[Start of section]

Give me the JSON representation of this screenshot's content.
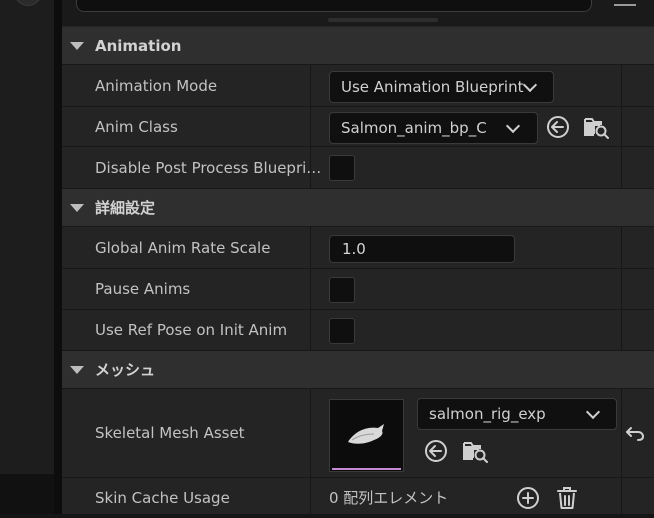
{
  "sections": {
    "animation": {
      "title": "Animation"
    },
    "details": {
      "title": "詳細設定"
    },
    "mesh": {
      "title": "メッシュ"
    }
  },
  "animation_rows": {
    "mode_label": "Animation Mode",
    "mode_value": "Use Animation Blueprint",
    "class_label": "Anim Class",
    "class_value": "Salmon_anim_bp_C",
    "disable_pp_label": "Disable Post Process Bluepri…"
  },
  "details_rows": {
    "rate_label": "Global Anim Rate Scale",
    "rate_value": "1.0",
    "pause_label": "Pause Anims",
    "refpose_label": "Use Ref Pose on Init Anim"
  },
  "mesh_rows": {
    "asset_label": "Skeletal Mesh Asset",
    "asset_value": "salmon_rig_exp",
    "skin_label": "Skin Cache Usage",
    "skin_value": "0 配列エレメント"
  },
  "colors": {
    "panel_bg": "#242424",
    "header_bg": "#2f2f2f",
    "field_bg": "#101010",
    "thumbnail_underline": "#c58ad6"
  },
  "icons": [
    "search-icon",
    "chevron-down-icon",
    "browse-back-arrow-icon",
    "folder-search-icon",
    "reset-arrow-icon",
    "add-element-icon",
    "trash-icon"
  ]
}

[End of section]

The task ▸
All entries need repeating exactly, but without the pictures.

Response ▸
Give me the JSON representation of this screenshot's content.
{
  "sections": {
    "animation": {
      "title": "Animation"
    },
    "details": {
      "title": "詳細設定"
    },
    "mesh": {
      "title": "メッシュ"
    }
  },
  "animation_rows": {
    "mode_label": "Animation Mode",
    "mode_value": "Use Animation Blueprint",
    "class_label": "Anim Class",
    "class_value": "Salmon_anim_bp_C",
    "disable_pp_label": "Disable Post Process Bluepri…"
  },
  "details_rows": {
    "rate_label": "Global Anim Rate Scale",
    "rate_value": "1.0",
    "pause_label": "Pause Anims",
    "refpose_label": "Use Ref Pose on Init Anim"
  },
  "mesh_rows": {
    "asset_label": "Skeletal Mesh Asset",
    "asset_value": "salmon_rig_exp",
    "skin_label": "Skin Cache Usage",
    "skin_value": "0 配列エレメント"
  },
  "colors": {
    "panel_bg": "#242424",
    "header_bg": "#2f2f2f",
    "field_bg": "#101010",
    "thumbnail_underline": "#c58ad6"
  },
  "icons": [
    "search-icon",
    "chevron-down-icon",
    "browse-back-arrow-icon",
    "folder-search-icon",
    "reset-arrow-icon",
    "add-element-icon",
    "trash-icon"
  ]
}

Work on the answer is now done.